Mr. Rose and his family occupy one of the finest homes in the town of Randsburg.  He is also interested in other parts of the district, and is one of the firm believers in the future greatness of the camp.”  – McPherson

June 9, 1900: “AL LESTER has completed the job of sinking the shaft on the Irene mine 50 feet deeper, and he and Louie Woodward will on Monday begin work on the Belle, near the Pinmore, and will take out 50 tons and mill it at the Kinyon Mill.”  — Randsburg Miner

August 6, 1908: “O’Donnell and Johnson are negotiating with Seattle parties toward a sale of their Mac Queen and Ethel claims.

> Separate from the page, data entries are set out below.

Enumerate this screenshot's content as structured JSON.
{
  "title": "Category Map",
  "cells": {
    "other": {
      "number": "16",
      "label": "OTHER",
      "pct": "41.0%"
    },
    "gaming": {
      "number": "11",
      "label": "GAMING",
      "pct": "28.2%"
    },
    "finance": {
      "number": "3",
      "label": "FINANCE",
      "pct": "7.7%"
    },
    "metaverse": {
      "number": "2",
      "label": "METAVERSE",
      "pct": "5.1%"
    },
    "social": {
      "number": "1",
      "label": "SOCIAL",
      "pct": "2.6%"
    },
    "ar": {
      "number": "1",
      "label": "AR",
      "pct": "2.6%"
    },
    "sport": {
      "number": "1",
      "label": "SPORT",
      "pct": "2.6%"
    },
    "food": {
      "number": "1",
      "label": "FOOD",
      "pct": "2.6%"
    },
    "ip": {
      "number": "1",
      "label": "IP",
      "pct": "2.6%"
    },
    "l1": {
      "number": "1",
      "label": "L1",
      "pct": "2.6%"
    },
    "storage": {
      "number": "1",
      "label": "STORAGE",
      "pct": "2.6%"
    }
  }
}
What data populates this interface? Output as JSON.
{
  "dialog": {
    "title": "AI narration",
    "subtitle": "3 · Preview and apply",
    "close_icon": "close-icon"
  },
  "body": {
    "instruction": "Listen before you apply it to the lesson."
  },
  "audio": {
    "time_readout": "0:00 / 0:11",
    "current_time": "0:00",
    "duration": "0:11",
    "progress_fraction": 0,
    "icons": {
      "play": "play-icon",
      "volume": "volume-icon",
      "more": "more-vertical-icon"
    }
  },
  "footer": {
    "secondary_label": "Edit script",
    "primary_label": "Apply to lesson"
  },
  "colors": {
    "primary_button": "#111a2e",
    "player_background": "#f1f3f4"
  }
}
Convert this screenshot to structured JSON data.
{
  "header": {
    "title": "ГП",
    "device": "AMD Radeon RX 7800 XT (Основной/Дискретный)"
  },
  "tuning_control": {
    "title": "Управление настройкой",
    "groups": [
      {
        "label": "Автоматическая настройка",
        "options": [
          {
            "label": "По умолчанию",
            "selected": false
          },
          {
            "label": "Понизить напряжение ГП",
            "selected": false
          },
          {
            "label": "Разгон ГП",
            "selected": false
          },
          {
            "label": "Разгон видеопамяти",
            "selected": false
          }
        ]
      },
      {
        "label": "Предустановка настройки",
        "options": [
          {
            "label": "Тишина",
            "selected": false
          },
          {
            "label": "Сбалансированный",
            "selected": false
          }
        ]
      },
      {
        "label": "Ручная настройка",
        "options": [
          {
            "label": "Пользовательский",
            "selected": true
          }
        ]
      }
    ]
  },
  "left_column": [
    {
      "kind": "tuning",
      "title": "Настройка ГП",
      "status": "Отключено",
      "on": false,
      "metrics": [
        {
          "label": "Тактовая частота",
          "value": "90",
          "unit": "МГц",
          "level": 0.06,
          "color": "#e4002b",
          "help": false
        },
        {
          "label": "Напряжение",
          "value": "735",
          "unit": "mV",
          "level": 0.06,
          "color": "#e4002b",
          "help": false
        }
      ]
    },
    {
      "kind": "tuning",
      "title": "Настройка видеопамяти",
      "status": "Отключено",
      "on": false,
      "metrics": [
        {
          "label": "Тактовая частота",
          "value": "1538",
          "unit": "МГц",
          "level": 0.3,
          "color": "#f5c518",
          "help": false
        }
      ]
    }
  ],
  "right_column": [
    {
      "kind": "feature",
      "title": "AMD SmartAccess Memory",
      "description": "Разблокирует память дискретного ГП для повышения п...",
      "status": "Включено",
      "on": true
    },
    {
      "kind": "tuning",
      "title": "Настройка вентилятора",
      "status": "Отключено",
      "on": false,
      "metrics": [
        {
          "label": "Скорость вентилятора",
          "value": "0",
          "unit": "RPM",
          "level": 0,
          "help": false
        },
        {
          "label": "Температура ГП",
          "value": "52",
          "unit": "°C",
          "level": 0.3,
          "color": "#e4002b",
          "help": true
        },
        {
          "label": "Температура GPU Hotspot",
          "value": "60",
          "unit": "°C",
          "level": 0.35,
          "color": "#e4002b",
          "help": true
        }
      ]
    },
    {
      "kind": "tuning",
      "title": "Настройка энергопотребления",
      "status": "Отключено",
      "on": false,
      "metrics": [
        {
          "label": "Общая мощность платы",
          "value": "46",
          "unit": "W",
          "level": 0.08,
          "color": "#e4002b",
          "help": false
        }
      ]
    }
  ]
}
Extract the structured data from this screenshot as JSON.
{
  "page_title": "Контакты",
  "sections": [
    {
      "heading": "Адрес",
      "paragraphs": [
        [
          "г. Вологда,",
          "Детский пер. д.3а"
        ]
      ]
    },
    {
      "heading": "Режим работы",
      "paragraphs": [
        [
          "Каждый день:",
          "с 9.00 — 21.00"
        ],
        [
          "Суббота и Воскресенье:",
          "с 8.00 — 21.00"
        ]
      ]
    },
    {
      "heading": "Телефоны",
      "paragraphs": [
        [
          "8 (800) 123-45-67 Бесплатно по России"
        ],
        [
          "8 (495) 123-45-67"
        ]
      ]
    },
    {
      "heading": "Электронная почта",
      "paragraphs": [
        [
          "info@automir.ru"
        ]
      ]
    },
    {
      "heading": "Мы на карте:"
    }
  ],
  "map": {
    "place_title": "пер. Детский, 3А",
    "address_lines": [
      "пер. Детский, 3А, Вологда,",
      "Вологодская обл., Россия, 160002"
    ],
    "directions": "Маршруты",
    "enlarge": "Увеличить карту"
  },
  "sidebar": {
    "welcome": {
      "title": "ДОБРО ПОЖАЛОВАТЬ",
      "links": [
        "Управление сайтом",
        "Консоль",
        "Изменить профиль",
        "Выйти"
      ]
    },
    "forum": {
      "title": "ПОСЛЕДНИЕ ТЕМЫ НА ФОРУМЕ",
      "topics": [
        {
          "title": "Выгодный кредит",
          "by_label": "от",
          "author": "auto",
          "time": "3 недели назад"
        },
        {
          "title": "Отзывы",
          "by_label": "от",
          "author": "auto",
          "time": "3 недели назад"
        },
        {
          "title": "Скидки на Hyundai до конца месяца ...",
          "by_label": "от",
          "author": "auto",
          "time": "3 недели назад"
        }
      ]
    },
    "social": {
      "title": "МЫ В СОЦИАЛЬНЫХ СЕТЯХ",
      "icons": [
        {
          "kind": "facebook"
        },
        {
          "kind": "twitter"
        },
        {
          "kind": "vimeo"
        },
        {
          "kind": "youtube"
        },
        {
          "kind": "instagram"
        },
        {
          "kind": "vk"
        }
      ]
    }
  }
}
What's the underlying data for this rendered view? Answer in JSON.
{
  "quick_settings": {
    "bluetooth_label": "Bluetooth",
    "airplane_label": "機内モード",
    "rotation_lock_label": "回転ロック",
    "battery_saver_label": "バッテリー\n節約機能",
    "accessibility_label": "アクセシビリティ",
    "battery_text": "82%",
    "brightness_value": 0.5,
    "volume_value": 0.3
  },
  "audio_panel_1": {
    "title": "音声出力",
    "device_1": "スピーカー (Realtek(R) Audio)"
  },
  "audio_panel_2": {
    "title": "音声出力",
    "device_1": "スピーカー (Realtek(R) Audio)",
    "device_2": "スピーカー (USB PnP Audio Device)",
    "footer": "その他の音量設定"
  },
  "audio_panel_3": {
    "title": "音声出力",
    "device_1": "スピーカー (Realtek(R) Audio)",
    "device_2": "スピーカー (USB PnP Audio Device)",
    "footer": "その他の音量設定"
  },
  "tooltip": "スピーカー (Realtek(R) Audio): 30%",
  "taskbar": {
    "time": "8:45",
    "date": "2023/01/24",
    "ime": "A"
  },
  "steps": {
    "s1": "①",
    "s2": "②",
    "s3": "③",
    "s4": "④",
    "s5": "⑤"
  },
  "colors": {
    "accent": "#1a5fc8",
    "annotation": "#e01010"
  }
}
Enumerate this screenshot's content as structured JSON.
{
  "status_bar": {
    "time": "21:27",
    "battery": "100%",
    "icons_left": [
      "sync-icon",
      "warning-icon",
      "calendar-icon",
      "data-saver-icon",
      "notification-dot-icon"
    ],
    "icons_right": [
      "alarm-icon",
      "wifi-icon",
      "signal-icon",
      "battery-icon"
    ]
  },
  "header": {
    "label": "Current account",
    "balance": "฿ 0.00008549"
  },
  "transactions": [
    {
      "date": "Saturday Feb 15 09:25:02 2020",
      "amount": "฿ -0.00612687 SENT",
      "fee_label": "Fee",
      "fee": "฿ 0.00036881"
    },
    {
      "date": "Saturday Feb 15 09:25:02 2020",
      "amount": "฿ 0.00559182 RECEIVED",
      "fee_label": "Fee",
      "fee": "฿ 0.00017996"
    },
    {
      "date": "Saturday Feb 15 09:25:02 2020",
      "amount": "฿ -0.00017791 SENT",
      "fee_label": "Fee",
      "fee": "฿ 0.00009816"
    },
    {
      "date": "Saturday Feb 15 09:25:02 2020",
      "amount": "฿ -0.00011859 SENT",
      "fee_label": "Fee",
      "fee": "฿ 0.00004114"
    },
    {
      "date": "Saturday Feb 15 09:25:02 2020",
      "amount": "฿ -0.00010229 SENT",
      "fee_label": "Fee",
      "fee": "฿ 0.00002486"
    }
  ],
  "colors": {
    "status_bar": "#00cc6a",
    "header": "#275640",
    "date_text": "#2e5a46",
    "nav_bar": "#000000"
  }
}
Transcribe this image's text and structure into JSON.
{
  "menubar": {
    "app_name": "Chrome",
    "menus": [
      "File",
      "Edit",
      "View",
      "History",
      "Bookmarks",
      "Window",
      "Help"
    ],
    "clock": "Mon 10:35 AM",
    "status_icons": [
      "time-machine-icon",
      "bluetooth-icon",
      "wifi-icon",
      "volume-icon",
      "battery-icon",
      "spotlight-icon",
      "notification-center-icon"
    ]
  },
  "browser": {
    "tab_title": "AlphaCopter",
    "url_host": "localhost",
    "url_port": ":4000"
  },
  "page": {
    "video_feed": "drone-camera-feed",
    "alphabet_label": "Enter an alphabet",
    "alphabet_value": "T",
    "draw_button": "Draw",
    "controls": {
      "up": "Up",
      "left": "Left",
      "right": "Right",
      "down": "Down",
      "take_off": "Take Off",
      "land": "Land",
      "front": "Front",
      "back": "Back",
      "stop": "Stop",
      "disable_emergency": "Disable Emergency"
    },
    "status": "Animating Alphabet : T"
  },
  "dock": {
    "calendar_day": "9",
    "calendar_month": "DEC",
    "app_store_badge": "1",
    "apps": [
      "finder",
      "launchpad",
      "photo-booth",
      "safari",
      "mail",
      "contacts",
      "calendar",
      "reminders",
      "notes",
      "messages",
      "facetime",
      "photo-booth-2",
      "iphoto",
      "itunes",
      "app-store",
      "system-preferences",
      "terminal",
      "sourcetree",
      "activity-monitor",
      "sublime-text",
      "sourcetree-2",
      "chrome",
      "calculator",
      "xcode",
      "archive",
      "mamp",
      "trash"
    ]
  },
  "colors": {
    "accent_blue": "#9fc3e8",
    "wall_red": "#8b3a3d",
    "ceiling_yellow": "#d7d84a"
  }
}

Experts are on the way to examine the property. The Mac Queen showing, is a good one, a shaft being down over 200 feet and many thousand tons of free milling low grade ore blocked out.” – Los Angeles Herald

1914: “On APRIL 3, 1896, MR. ATKINSON came with a partner and two burros to Randsburg, Kern County, with the intention of going into the mining business.  They prospered for a few months in what is now the Stringer district.  In this district they first located Poor Man’s mine, which is now operation and on June 30, 1896, located sunshine mine which they developed and which is now in a good state of production.  This mine has a stamp mill on it, and Mr. Atkinson also has a cyanide plant there.  He at present holds four claims having bought the Bully Boy and Rose mines, all now in production.” – Wallace M. Morgan

February 4, 1915:  “C. H. FRY TO YELLOW ASTER MINING AND MILLING CO. –$1 –½ interest in Rose M. mine, ½ interest in Pay Day, Rand District.” –Bakersfield Morning Echo

This entry was posted in Randsburg, Randsburg Mines. Bookmark the permalink.

Comments are closed.

Back to top